Personality traits are attributes of a person that are reasonably characteristic of the person, enduring over time, and relatively consistent across situations. Our patterns of thinking, feeling, and behaving emerge from these “default settings.”
Psychological researchers (e.g., Costa & McCrae, 2010) have identified five primary personality traits that do a good job of describing an individual comprehensively. However, each of these “Big-5” traits can be broken down into sub-traits to allow for more granularity in describing a given individual. Sub-traits within a particular Big-5 domain, known as facets, frequently correlate with one another, but not always. For example, most people who are high in self-consciousness also tend to be high in anxiety, but this is not true for 100% of people.
This article examines the six facets within the Conscientiousness domain: competence, orderliness, dutifulness, achievement striving, self-discipline, and deliberate decision-making.
An individual who is high in competence feels capable, effective, and well-prepared to deal with life. Low scorers have a lower opinion of their abilities and frequently feel unprepared and inept.
High scorers on this scale are neat, tidy, and well-organized. Low scorers have difficulty getting organized and describe themselves as unmethodical.
Dutiful individuals adhere strictly to their ethical principles and carefully fulfill their moral obligations as they understand them. Low scorers are more casual about such matters and may present as somewhat undependable or unreliable.
C4: Achievement Striving
Individuals who score high on this facet maintain high aspirations for themselves and work hard to achieve their goals. They are diligent and purposeful and have a sense of direction in life. Very high scorers, however, run the risk of becoming workaholics. Low scorers are lackadaisical and perhaps even lazy. They are not driven to succeed. They lack ambition and may seem aimless, but they are often perfectly content with their low levels of achievement.
Self-discipline refers to motivation — an individual’s ability to begin tasks and carry them through to completion, despite boredom or other distractions. High scorers can motivate themselves to start and finish their work. Low scorers procrastinate, and are also easily discouraged and quick to quit. People with low levels of self-discipline may know what they should do, but cannot force themselves to do it.
The final facet of conscientiousness is deliberation — the tendency to think carefully before acting.

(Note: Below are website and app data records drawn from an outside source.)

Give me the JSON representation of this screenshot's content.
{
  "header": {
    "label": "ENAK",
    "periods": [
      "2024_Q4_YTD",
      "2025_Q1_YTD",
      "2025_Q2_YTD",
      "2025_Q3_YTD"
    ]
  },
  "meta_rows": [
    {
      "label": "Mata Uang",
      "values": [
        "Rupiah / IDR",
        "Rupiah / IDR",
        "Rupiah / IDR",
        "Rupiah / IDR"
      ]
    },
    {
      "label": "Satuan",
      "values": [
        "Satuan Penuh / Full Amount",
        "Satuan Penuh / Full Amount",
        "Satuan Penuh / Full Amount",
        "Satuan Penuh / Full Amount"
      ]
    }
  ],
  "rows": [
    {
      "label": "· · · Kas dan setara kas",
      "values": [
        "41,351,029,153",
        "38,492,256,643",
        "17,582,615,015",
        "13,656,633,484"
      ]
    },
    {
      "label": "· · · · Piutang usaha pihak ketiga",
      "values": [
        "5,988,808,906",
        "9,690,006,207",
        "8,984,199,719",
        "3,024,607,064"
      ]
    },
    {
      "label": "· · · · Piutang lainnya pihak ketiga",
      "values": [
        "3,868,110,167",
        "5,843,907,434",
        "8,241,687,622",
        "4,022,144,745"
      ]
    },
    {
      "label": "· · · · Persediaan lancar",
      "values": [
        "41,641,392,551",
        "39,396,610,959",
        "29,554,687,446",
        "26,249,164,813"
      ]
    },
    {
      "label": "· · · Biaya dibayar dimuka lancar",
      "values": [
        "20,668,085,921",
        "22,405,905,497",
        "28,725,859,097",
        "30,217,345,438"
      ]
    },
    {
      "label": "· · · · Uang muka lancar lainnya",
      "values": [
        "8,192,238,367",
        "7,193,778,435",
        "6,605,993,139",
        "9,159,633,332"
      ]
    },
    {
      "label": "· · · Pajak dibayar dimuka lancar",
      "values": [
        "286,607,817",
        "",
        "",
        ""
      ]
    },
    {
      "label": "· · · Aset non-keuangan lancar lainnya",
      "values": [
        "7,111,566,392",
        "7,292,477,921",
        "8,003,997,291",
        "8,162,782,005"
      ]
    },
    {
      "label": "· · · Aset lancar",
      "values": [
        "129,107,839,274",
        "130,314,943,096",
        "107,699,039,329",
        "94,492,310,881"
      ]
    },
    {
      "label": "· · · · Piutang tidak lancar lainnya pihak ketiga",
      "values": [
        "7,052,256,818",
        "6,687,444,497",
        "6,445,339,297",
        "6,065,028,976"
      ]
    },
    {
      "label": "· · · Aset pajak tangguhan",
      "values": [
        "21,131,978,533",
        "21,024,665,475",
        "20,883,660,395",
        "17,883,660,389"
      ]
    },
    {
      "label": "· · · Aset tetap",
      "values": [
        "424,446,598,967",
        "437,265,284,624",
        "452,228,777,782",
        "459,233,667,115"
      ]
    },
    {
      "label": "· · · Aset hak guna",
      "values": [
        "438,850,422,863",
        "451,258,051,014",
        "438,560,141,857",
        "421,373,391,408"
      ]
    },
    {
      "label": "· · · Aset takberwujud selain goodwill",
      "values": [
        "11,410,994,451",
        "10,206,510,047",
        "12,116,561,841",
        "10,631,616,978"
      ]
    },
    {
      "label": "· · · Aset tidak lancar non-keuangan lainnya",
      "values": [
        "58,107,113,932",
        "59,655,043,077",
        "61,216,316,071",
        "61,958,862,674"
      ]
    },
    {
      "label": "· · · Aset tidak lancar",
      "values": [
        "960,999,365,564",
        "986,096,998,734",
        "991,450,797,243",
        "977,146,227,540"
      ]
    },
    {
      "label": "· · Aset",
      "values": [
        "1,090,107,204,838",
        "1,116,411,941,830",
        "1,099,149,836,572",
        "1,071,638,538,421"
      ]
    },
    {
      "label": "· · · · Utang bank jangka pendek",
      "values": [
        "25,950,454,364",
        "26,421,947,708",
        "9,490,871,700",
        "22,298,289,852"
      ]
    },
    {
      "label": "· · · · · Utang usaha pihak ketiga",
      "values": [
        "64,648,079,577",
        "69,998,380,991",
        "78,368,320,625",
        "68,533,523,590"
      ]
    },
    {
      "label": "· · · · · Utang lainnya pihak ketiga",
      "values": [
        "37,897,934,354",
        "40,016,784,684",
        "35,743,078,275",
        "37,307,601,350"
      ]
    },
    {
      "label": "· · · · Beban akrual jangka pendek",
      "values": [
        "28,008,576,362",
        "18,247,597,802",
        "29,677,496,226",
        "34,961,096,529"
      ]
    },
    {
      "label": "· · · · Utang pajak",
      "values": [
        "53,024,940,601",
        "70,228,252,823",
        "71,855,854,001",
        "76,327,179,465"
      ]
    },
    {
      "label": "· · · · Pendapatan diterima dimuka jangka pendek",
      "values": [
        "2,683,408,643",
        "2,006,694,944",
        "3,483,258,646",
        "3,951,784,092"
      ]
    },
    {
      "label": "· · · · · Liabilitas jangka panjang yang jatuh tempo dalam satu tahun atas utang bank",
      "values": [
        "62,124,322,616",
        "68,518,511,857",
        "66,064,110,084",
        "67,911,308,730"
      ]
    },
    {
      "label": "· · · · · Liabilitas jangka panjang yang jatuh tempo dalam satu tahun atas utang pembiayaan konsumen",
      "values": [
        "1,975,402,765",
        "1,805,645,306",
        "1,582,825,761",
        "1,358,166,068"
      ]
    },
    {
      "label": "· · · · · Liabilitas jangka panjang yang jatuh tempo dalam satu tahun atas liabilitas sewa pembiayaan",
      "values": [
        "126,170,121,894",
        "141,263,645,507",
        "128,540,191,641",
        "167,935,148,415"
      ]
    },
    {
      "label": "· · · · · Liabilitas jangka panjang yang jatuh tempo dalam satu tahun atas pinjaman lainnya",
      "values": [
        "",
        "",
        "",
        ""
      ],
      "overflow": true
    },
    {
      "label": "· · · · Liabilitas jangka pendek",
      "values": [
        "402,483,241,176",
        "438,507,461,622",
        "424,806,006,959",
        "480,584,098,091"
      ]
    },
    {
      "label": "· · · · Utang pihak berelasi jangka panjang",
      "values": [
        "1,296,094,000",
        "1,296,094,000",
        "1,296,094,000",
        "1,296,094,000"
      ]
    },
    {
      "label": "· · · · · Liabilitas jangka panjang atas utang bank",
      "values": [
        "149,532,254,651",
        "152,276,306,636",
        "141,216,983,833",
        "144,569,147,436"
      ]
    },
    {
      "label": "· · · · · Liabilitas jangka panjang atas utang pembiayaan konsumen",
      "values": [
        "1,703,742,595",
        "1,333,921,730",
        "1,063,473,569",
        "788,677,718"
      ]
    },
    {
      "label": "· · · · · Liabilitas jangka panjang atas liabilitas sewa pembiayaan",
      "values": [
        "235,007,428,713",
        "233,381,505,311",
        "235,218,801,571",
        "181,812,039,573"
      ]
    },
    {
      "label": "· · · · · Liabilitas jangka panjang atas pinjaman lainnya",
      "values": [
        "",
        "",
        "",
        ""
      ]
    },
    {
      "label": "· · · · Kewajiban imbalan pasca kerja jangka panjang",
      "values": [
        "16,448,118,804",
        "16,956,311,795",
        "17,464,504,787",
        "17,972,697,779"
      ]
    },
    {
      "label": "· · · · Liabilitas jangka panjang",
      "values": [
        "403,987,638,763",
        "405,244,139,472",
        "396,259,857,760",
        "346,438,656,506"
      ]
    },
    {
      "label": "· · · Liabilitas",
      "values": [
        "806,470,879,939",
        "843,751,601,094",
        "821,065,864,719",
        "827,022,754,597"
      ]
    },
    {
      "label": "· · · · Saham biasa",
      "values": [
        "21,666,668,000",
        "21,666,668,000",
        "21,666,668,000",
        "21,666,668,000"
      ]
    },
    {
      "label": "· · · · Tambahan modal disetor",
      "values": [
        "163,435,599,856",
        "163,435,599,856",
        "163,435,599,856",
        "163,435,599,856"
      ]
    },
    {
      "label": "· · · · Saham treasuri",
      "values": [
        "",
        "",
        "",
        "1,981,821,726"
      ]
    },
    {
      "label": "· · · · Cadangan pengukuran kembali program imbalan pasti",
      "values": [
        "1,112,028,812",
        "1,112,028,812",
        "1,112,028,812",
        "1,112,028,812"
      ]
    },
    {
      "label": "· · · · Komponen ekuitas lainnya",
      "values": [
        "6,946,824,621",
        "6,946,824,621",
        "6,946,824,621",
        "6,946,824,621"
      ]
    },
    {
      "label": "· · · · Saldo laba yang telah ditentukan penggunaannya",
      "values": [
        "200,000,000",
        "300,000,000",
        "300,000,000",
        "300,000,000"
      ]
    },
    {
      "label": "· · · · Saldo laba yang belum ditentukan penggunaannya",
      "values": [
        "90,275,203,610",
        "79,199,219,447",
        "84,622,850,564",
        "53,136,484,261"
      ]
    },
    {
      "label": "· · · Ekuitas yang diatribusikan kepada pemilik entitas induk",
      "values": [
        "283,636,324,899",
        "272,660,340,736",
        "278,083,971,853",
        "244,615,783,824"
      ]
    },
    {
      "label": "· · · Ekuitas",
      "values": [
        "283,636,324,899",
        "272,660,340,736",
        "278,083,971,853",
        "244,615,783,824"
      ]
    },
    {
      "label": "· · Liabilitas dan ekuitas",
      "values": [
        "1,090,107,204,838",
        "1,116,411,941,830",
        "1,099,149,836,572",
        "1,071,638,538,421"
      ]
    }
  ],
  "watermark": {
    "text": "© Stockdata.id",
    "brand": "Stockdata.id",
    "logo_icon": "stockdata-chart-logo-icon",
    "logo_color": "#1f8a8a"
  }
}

High scorers on this facet are cautious in their decision-making. Low scorers are hasty and often speak or act without considering the consequences.